Farmers wants ignored again in draft strategy
RURAL land owners are preparing to watch council attempt to push another Rural Land Strategy which doesn't allow an easy pass for second dwellings - and they are not happy.
Another draft of the strategy will be voted for endorsement from councillors at Thursday's meeting in Murwillumbah, after the previous draft was retracted in March.
The halt on the strategy in March was to allow for further consultation between council staff, councillors and rural land owners.
But once again the opportunity for rural land owners to easily build a second dwelling on their properties will not feature on this draft, according to one of Tweed's prominent rural advocates.
Colin Brooks, president of the Combined Tweed Rural Industries Association, said the ability to build a second dwelling was of vital importance to rural land owners.
"Land owners have been asking for many years for the ability to build another dwelling on their land," Mr Brooks said.
"It is to bring family back to assist the older generation to look after the farm.
"The second reason is to provide a second source of income that is independent of the farming which would enable farmers to be farmers, rather than having to leave their farm every day to work somewhere else.
"There are some allowances in the rural land strategy to allow for extra dwellings, but they are too restrictive for what we have been asking and they are out of step from other shires who have approved second dwellings on farm land."
One of the major arguments against the dwelling is the fear extra housing, approximately 2600 new dwellings, will cause a population rise which the shire would struggle to deal with.

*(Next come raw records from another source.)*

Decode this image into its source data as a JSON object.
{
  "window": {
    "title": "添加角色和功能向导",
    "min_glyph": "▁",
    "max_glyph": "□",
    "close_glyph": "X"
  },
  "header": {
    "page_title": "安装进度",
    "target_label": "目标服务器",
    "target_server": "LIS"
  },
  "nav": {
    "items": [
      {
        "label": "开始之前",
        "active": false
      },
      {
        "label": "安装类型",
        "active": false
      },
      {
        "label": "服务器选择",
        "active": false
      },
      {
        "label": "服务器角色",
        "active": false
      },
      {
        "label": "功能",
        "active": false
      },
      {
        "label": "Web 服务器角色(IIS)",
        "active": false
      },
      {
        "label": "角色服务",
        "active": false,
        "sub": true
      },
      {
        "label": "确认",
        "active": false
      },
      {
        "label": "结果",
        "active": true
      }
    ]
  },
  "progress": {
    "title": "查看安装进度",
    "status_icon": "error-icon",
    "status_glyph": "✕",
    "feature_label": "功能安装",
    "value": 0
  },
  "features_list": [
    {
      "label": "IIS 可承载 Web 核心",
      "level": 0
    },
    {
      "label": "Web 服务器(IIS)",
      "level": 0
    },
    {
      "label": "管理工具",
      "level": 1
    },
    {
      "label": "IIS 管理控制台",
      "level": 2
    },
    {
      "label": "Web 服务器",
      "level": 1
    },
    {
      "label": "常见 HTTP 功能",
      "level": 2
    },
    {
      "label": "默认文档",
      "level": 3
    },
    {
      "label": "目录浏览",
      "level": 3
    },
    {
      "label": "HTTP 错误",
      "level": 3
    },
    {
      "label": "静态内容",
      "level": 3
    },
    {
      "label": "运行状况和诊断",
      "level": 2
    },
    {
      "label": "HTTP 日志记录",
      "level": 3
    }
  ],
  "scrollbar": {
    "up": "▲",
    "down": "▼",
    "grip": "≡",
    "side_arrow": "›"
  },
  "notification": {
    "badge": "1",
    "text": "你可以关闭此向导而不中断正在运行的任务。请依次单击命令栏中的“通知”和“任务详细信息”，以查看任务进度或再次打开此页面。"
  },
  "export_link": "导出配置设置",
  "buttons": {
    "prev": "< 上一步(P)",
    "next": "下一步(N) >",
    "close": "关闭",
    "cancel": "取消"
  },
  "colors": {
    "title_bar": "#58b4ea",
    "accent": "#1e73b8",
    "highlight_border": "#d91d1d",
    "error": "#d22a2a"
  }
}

These arguments have been led by Tweed Mayor Katie Milne, who has expressed concerns with second dwellings on properties during council meetings this year.
Mr Brooks said the proposal that a possible 2600 new dwelling will be built if council allows farmers to build again on their properties was not feasible.
"That is absolute rubbish - scare mongering. The reality is there are many farms which have historically had more than one dwelling so they don't get another, there are farmers who are not interested in building another dwelling," he said.
"The uptake will be nothing like what Mayor Milne has been claiming.
"It is another avenue which should be provided for farmers to allow them to make their properties viable."
While there were aspects of the draft which were appealing, the majority of rural land owners were not happy with the proposed strategy according to Mr Brooks.
He said many felt as if they were not being listened to throughout the consultation period and encouraged as many as possible to attend the meeting at the Murwillumbah chamber on Thursday night.
"I think it is important to be there to reinforce to the councillors that rural land owners see this as an extremely important document which will impact upon what they can and can't do on their land.
"Farmers feel they have not been adequately consulted.
"We can't seem to get through to council that putting messages on their website and Facebook is not a satisfactory way to communicate with the farming community."